New Delhi, Nov 5 :
With over 99,500 registered publications in India and only around 20,000 of them actually filing their annual statements, the government is planning to bring in legislation to curb the tendency to register a publication in order to just book the name.
Information and Broadcasting Minister Prakash Javadekar, releasing the Press in India report 2013-14 here Wednesday, said it was heartening to note that last year over 5,000 new publications were registered — around 30 every day.
But among the many who register their publications, “how many actually run the paper?” he asked.
He added that in the process, many people block the domain names of publications by sitting on them for years without coming out with an issue.
Javadekar said there was a proposal under active consideration that if a publication does not come out with an issue six months to a year after registration, then “the title will be freed” for future use.
Stressing on the need for “responsible freedom” for the press, Javadekar also noted that the Press Council of India’s (PCI) censure on media has been largely ignored.
He said whenever the PCI passed direction on a media outlet for carrying an addendum by way of censure, it had not been adhered to, and indicated that the PCI would be given more teeth.
The minister said with the rise in income levels and literacy rates, more people were reading newspapers.
Though people watch news on TV, at the end of the day people prefer to read the written word, which holds great promise for the print media, he said.
Javadekar also proposed that the Registrar of Newspapers for India (RNI) would soon launch an online submission of applications for filing for publication titles.
He said this would save people from continually having to go to the RNI office.
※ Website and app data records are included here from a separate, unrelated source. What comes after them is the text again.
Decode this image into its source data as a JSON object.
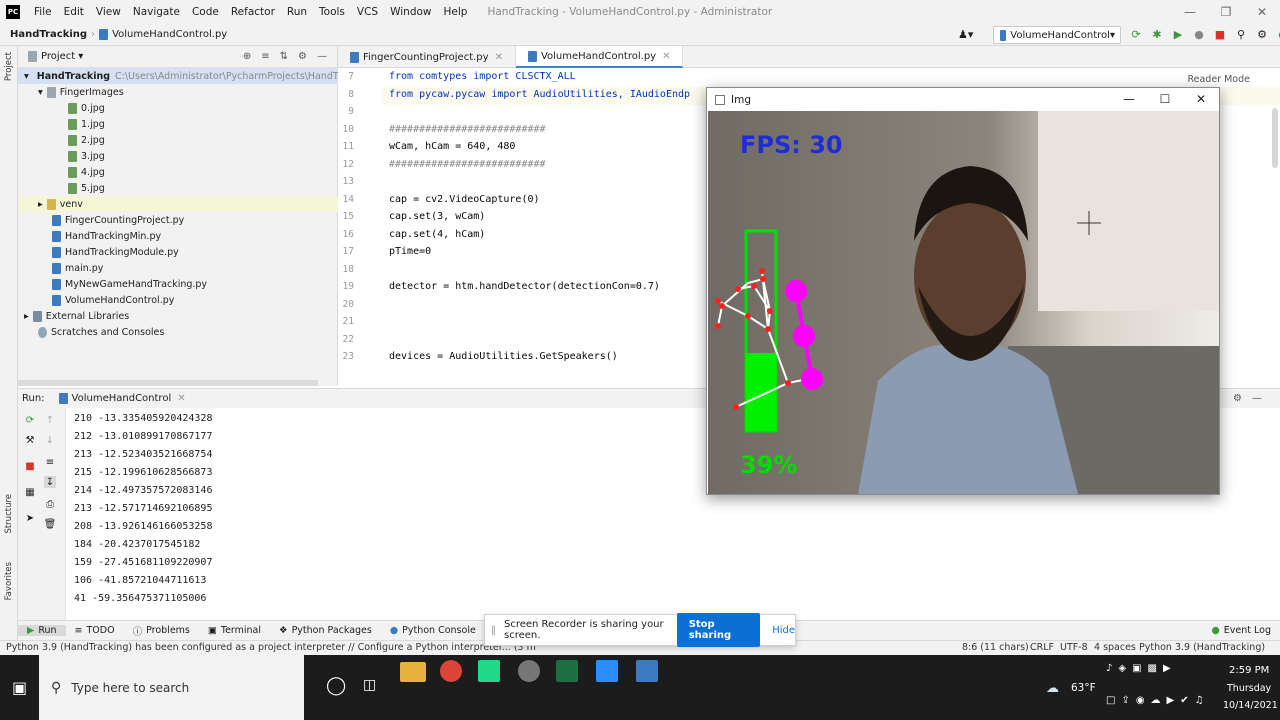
{
  "app": {
    "logo": "PC",
    "menu": [
      "File",
      "Edit",
      "View",
      "Navigate",
      "Code",
      "Refactor",
      "Run",
      "Tools",
      "VCS",
      "Window",
      "Help"
    ],
    "window_title": "HandTracking - VolumeHandControl.py - Administrator"
  },
  "nav": {
    "project": "HandTracking",
    "file": "VolumeHandControl.py",
    "run_config": "VolumeHandControl"
  },
  "project_panel": {
    "title": "Project",
    "root_name": "HandTracking",
    "root_path": "C:\\Users\\Administrator\\PycharmProjects\\HandTrack",
    "items": [
      {
        "label": "FingerImages",
        "kind": "folder"
      },
      {
        "label": "0.jpg",
        "kind": "img"
      },
      {
        "label": "1.jpg",
        "kind": "img"
      },
      {
        "label": "2.jpg",
        "kind": "img"
      },
      {
        "label": "3.jpg",
        "kind": "img"
      },
      {
        "label": "4.jpg",
        "kind": "img"
      },
      {
        "label": "5.jpg",
        "kind": "img"
      },
      {
        "label": "venv",
        "kind": "folder"
      },
      {
        "label": "FingerCountingProject.py",
        "kind": "py"
      },
      {
        "label": "HandTrackingMin.py",
        "kind": "py"
      },
      {
        "label": "HandTrackingModule.py",
        "kind": "py"
      },
      {
        "label": "main.py",
        "kind": "py"
      },
      {
        "label": "MyNewGameHandTracking.py",
        "kind": "py"
      },
      {
        "label": "VolumeHandControl.py",
        "kind": "py"
      },
      {
        "label": "External Libraries",
        "kind": "lib"
      },
      {
        "label": "Scratches and Consoles",
        "kind": "lib"
      }
    ]
  },
  "tabs": [
    "FingerCountingProject.py",
    "VolumeHandControl.py"
  ],
  "reader_mode": "Reader Mode",
  "editor": {
    "line_numbers": [
      "7",
      "8",
      "9",
      "10",
      "11",
      "12",
      "13",
      "14",
      "15",
      "16",
      "17",
      "18",
      "19",
      "20",
      "21",
      "22",
      "23"
    ],
    "lines": [
      "from comtypes import CLSCTX_ALL",
      "from pycaw.pycaw import AudioUtilities, IAudioEndp",
      "",
      "##########################",
      "wCam, hCam = 640, 480",
      "##########################",
      "",
      "cap = cv2.VideoCapture(0)",
      "cap.set(3, wCam)",
      "cap.set(4, hCam)",
      "pTime=0",
      "",
      "detector = htm.handDetector(detectionCon=0.7)",
      "",
      "",
      "",
      "devices = AudioUtilities.GetSpeakers()"
    ]
  },
  "run": {
    "label": "Run:",
    "config": "VolumeHandControl",
    "output": [
      "210 -13.335405920424328",
      "212 -13.010899170867177",
      "213 -12.523403521668754",
      "215 -12.199610628566873",
      "214 -12.497357572083146",
      "213 -12.571714692106895",
      "208 -13.926146166053258",
      "184 -20.4237017545182",
      "159 -27.451681109220907",
      "106 -41.85721044711613",
      "41 -59.356475371105006"
    ]
  },
  "side_labels": {
    "project": "Project",
    "structure": "Structure",
    "favorites": "Favorites"
  },
  "bottom_tabs": [
    "Run",
    "TODO",
    "Problems",
    "Terminal",
    "Python Packages",
    "Python Console"
  ],
  "event_log": "Event Log",
  "status": {
    "message": "Python 3.9 (HandTracking) has been configured as a project interpreter // Configure a Python interpreter... (3 minutes ago)",
    "position": "8:6 (11 chars)",
    "line_sep": "CRLF",
    "encoding": "UTF-8",
    "indent": "4 spaces",
    "interpreter": "Python 3.9 (HandTracking)"
  },
  "img_window": {
    "title": "Img",
    "fps": "FPS: 30",
    "volume": "39%",
    "volume_level": 0.39
  },
  "share": {
    "message": "Screen Recorder is sharing your screen.",
    "stop": "Stop sharing",
    "hide": "Hide"
  },
  "taskbar": {
    "search_placeholder": "Type here to search",
    "temp": "63°F",
    "time": "2:59 PM",
    "day": "Thursday",
    "date": "10/14/2021"
  }
}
Those who file online would also get an SMS informing them of the status of their application.
He said that the RNI was creating an online database of the email and contacts of owners of newspapers and periodicals.
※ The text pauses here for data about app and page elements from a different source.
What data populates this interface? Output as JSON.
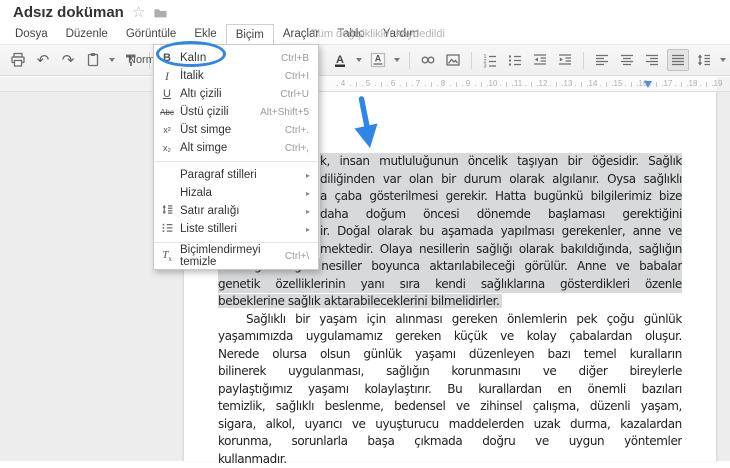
{
  "header": {
    "doc_title": "Adsız doküman",
    "star_icon": "☆",
    "menu_items": [
      {
        "label": "Dosya"
      },
      {
        "label": "Düzenle"
      },
      {
        "label": "Görüntüle"
      },
      {
        "label": "Ekle"
      },
      {
        "label": "Biçim",
        "active": true
      },
      {
        "label": "Araçlar"
      },
      {
        "label": "Tablo"
      },
      {
        "label": "Yardım"
      }
    ],
    "save_status": "Tüm değişiklikler kaydedildi"
  },
  "toolbar": {
    "left_icons": [
      "print-icon",
      "undo-icon",
      "redo-icon",
      "paste-icon",
      "dropdown-caret-icon",
      "paint-format-icon",
      "separator"
    ],
    "style_selector": "Normal m...",
    "right_icons": [
      "text-color-icon",
      "dropdown-caret-icon",
      "highlight-color-icon",
      "dropdown-caret-icon",
      "separator",
      "insert-link-icon",
      "insert-image-icon",
      "separator",
      "numbered-list-icon",
      "bulleted-list-icon",
      "decrease-indent-icon",
      "increase-indent-icon",
      "separator",
      "align-left-icon",
      "align-center-icon",
      "align-right-icon",
      "justify-icon",
      "line-spacing-icon",
      "dropdown-caret-icon"
    ],
    "active_icon": "justify-icon"
  },
  "ruler": {
    "numbers": [
      4,
      5,
      6,
      7,
      8,
      9,
      10,
      11,
      12,
      13,
      14,
      15,
      16,
      17,
      18,
      19
    ],
    "indent_marker_cm": 16.2
  },
  "format_menu": {
    "items": [
      {
        "icon": "bold-icon",
        "label": "Kalın",
        "shortcut": "Ctrl+B",
        "circled": true
      },
      {
        "icon": "italic-icon",
        "label": "İtalik",
        "shortcut": "Ctrl+I"
      },
      {
        "icon": "underline-icon",
        "label": "Altı çizili",
        "shortcut": "Ctrl+U"
      },
      {
        "icon": "strikethrough-icon",
        "label": "Üstü çizili",
        "shortcut": "Alt+Shift+5"
      },
      {
        "icon": "superscript-icon",
        "label": "Üst simge",
        "shortcut": "Ctrl+."
      },
      {
        "icon": "subscript-icon",
        "label": "Alt simge",
        "shortcut": "Ctrl+,"
      },
      {
        "separator": true
      },
      {
        "label": "Paragraf stilleri",
        "submenu": true
      },
      {
        "label": "Hizala",
        "submenu": true
      },
      {
        "icon": "line-spacing-icon",
        "label": "Satır aralığı",
        "submenu": true
      },
      {
        "icon": "list-styles-icon",
        "label": "Liste stilleri",
        "submenu": true
      },
      {
        "separator": true
      },
      {
        "icon": "clear-formatting-icon",
        "label": "Biçimlendirmeyi temizle",
        "shortcut": "Ctrl+\\"
      }
    ]
  },
  "annotations": {
    "accent_color": "#2e86e8",
    "ellipse_target": "Kalın",
    "arrow_target": "selected-text"
  },
  "document": {
    "selection_color": "#d7d9da",
    "lines": [
      {
        "t": "k, insan mutluluğunun öncelik taşıyan bir öğesidir. Sağlık",
        "sel": true,
        "covered": true
      },
      {
        "t": "diliğinden var olan bir durum olarak algılanır. Oysa sağlıklı",
        "sel": true,
        "covered": true
      },
      {
        "t": "a çaba gösterilmesi gerekir. Hatta bugünkü bilgilerimiz bize",
        "sel": true,
        "covered": true
      },
      {
        "t": "daha doğum öncesi dönemde başlaması gerektiğini",
        "sel": true,
        "covered": true
      },
      {
        "t": "ir. Doğal olarak bu aşamada yapılması gerekenler, anne ve",
        "sel": true,
        "covered": true
      },
      {
        "t": "mektedir. Olaya nesillerin sağlığı olarak bakıldığında, sağlığın",
        "sel": true,
        "covered": true
      },
      {
        "t": "ve sağlıksızlığın nesiller boyunca aktarılabileceği görülür. Anne ve babalar",
        "sel": true
      },
      {
        "t": "genetik özelliklerinin yanı sıra kendi sağlıklarına gösterdikleri özenle",
        "sel": true
      },
      {
        "t": "bebeklerine sağlık aktarabileceklerini bilmelidirler.",
        "sel": true,
        "last": true
      },
      {
        "t": "Sağlıklı bir yaşam için alınması gereken önlemlerin pek çoğu günlük",
        "indent": true
      },
      {
        "t": "yaşamımızda uygulamamız gereken küçük ve kolay çabalardan oluşur."
      },
      {
        "t": "Nerede olursa olsun günlük yaşamı düzenleyen bazı temel kuralların"
      },
      {
        "t": "bilinerek uygulanması, sağlığın korunmasını ve diğer bireylerle"
      },
      {
        "t": "paylaştığımız yaşamı kolaylaştırır. Bu kurallardan en önemli bazıları"
      },
      {
        "t": "temizlik, sağlıklı beslenme, bedensel ve zihinsel çalışma, düzenli yaşam,"
      },
      {
        "t": "sigara, alkol, uyarıcı ve uyuşturucu maddelerden uzak durma, kazalardan"
      },
      {
        "t": "korunma, sorunlarla başa çıkmada doğru ve uygun yöntemler"
      },
      {
        "t": "kullanmadır.",
        "last": true
      }
    ]
  }
}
He said the regional language media was doing well, which he said was a good example of press freedom in India.
According to Press Registrar and Head of Department RNI S.M. Khan, an amendment is proposed in the Press and Registration of Books Act, 1987, for de-recognition to those who repeatedly indulge in “paid news” and those publications that do not file annual statements.
He said that currently the fine for not filing the annual statement was Rs.500.
The disparity between the huge number of registered periodicals in India – 99,600 – to the paltry number of those who file annual statements, of around 20,000, suggests many were just registering in order to block the titles, he added.